What do you do when your kids disagree with each other?
If they are arguing about who is right and who is wrong, instead of trying to hear them out and decide what is true, remember:
It doesn’t matter who is right.
It is not your job as a parent to be the judge.
When my kids argue, I picture myself setting black robes aside as I tell myself “I am not the judge.”
I do this because when I turn into a judge - letting each of them present their case, weighing the facts, and passing a sentence on who is right, who is wrong, and what will happen because of it - I am setting my kids up to need a mediator to solve their problems!
And the last thing I want is to have to get involved in every argument they have.
So what do I do instead?
I teach them:
Other people are allowed to be wrong about you.
It is ok for other people to think differently than you.
You can disagree with someone and not argue about it.
Other people are allowed to misperceive you, think poorly of you, and judge you.
What really matters is what you think of yourself.
I want my kids to know that their own opinions matters far more to them than someone else’s.
And in fact, when they focus on changing someone else’s opinion, they miss the power they have to have their own opinion.
I think my opinion is my superpower.
My opinions are thoughts and beliefs, and those matter more to me personally than anyone else's opinions, because my thoughts create my reality.
I can believe anything I want to about myself, and no one can change my mind except me.
So I want my kids to decide what they believe about themselves, and let other people be wrong about them:
They can believe:
They are kind.
They are honest.
They are good.
They do their best (most of the time).
When they make a mistake, they make it right and start over.
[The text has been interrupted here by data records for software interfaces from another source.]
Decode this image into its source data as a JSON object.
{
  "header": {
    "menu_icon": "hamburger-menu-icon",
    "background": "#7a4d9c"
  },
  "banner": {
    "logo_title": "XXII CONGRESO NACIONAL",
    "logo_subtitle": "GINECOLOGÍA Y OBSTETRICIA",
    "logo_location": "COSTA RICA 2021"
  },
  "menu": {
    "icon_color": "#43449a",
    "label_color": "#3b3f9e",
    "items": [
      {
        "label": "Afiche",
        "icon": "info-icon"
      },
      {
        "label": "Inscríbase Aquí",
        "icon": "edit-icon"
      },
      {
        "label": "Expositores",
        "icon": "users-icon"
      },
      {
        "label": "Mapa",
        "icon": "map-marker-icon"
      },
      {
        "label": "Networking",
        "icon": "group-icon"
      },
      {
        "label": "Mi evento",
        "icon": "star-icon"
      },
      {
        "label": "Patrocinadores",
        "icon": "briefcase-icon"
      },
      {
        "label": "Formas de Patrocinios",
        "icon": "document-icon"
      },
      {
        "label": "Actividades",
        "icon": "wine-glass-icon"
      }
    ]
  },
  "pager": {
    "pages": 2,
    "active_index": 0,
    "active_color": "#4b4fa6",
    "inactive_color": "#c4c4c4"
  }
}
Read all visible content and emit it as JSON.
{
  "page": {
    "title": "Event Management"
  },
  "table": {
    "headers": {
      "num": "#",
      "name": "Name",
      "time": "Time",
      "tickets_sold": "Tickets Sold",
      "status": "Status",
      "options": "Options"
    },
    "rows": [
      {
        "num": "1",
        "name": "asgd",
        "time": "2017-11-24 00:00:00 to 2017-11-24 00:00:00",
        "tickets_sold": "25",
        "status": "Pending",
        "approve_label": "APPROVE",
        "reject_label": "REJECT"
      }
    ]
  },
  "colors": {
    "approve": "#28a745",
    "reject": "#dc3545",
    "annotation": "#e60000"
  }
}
Other people can suggest otherwise, but they don’t have to believe them, argue with them, or convince them.
State the truth, and then drop it.